Items from an interface collection
/---

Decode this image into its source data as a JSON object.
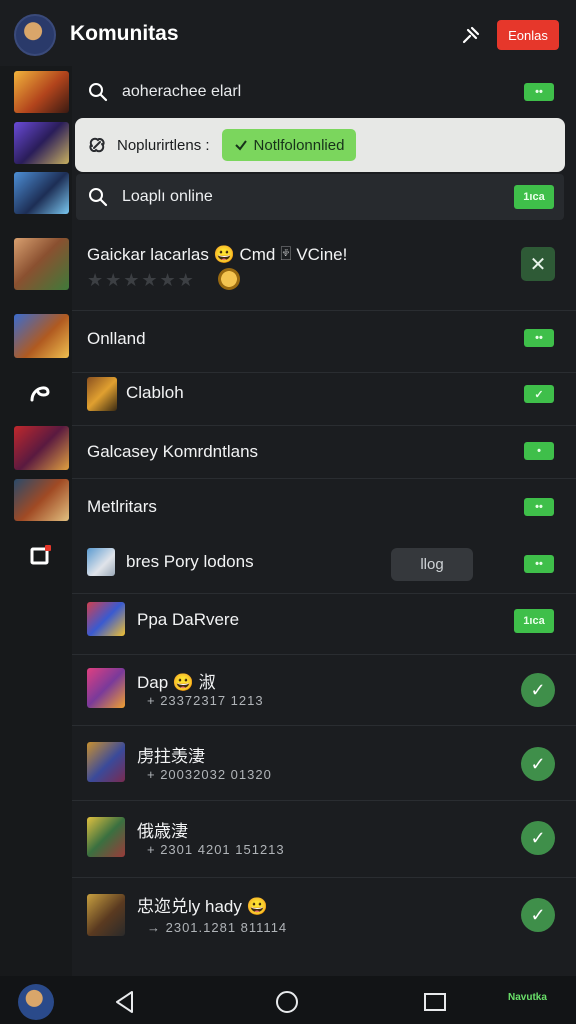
{
  "header": {
    "title": "Komunitas",
    "action_button": "Eonlas",
    "pin_icon": "pin-icon"
  },
  "search_row": {
    "label": "aoherachee elarl"
  },
  "popup": {
    "label": "Noplurirtlens :",
    "button": "Notlfolonnlied"
  },
  "online_row": {
    "label": "Loaplı online",
    "badge": "1ıca"
  },
  "profile": {
    "name": "Gaickar lacarlas 😀 Cmd 🂿 VCine!",
    "rating_stars": 0
  },
  "list": [
    {
      "title": "Onlland"
    },
    {
      "title": "Clabloh"
    },
    {
      "title": "Galcasey Komrdntlans"
    },
    {
      "title": "Metlritars"
    },
    {
      "title": "bres Pory lodons",
      "button": "llog"
    },
    {
      "title": "Ppa DaRvere",
      "badge": "1ıca"
    }
  ],
  "chats": [
    {
      "title": "Dap 😀 淑",
      "sub": "+ 23372317 1213"
    },
    {
      "title": "虏拄羡淒",
      "sub": "+ 20032032 01320"
    },
    {
      "title": "俄歳淒",
      "sub": "+ 2301 4201 151213"
    },
    {
      "title": "忠迩兑ly hady 😀",
      "sub": "→ 2301.1281 811114"
    }
  ],
  "nav": {
    "right_label": "Navutka"
  },
  "colors": {
    "accent_green": "#3fbf4a",
    "red": "#e6372b",
    "bg": "#1b1d20"
  }
}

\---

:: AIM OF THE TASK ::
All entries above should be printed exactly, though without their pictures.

:: REPLY TO THE TASK ::
Decode this image into its source data as a JSON object.
{
  "header": {
    "title": "Komunitas",
    "action_button": "Eonlas",
    "pin_icon": "pin-icon"
  },
  "search_row": {
    "label": "aoherachee elarl"
  },
  "popup": {
    "label": "Noplurirtlens :",
    "button": "Notlfolonnlied"
  },
  "online_row": {
    "label": "Loaplı online",
    "badge": "1ıca"
  },
  "profile": {
    "name": "Gaickar lacarlas 😀 Cmd 🂿 VCine!",
    "rating_stars": 0
  },
  "list": [
    {
      "title": "Onlland"
    },
    {
      "title": "Clabloh"
    },
    {
      "title": "Galcasey Komrdntlans"
    },
    {
      "title": "Metlritars"
    },
    {
      "title": "bres Pory lodons",
      "button": "llog"
    },
    {
      "title": "Ppa DaRvere",
      "badge": "1ıca"
    }
  ],
  "chats": [
    {
      "title": "Dap 😀 淑",
      "sub": "+ 23372317 1213"
    },
    {
      "title": "虏拄羡淒",
      "sub": "+ 20032032 01320"
    },
    {
      "title": "俄歳淒",
      "sub": "+ 2301 4201 151213"
    },
    {
      "title": "忠迩兑ly hady 😀",
      "sub": "→ 2301.1281 811114"
    }
  ],
  "nav": {
    "right_label": "Navutka"
  },
  "colors": {
    "accent_green": "#3fbf4a",
    "red": "#e6372b",
    "bg": "#1b1d20"
  }
}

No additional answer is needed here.